_What you are asked to do_: Establish how many lines below contain the string "border". Respond with that number alone.

┄┄┄┄┄┄┄┄┄┄┄┄┄┄┄┄┄┄┄┄

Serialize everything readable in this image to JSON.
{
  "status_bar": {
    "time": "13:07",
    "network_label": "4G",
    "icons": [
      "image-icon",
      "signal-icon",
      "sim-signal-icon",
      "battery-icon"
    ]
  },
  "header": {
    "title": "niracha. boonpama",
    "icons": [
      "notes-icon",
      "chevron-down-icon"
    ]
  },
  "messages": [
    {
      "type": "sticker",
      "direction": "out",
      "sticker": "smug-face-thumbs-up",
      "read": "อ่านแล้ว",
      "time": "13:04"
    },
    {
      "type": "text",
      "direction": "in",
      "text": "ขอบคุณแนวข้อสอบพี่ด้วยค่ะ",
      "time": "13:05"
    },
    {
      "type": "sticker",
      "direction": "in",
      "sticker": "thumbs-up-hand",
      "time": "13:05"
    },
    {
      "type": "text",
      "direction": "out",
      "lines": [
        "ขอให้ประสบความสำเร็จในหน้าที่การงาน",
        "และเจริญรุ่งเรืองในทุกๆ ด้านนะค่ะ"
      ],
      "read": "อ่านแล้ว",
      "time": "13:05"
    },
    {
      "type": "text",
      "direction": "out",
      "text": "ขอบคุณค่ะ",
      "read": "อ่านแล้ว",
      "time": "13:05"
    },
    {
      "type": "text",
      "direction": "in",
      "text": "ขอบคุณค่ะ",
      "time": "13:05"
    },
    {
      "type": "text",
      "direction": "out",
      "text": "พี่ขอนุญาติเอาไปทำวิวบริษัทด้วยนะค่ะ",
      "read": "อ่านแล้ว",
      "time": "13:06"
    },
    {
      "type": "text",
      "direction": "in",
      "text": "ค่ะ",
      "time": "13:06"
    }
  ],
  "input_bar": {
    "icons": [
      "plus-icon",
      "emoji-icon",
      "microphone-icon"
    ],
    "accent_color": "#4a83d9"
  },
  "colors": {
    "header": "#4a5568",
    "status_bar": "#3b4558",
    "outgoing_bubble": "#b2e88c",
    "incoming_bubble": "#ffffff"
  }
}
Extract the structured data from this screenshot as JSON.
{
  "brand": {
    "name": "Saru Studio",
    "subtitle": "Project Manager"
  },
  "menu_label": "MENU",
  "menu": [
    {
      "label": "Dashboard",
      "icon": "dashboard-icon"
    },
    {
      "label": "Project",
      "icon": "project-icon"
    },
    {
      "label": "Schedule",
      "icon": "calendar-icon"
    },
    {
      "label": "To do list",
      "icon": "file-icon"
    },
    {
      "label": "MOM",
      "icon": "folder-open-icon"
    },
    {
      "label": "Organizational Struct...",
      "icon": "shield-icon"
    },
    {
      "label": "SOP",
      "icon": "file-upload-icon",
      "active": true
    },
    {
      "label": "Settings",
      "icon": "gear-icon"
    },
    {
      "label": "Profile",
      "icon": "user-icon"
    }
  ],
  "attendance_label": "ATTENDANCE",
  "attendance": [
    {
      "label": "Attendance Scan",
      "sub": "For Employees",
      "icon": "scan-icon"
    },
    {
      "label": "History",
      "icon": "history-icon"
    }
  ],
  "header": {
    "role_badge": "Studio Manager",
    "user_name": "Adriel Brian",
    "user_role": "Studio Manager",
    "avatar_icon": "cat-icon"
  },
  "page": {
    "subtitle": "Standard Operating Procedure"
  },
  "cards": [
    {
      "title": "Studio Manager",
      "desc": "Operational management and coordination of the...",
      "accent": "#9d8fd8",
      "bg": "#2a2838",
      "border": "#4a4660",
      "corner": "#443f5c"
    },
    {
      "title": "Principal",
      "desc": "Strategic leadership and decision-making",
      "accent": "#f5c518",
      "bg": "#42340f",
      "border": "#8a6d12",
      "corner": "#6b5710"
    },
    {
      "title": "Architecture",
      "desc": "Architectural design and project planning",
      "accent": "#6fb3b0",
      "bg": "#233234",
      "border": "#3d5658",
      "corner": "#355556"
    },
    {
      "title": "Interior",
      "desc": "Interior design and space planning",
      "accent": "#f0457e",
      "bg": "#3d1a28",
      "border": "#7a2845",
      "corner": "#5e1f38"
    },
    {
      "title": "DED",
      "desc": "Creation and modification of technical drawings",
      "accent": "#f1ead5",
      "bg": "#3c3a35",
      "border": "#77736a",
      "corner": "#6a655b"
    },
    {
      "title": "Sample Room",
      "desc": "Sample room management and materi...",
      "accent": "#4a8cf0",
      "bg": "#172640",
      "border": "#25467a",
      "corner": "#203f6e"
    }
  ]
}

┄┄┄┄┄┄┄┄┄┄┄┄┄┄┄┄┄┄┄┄

_Written reply_: 6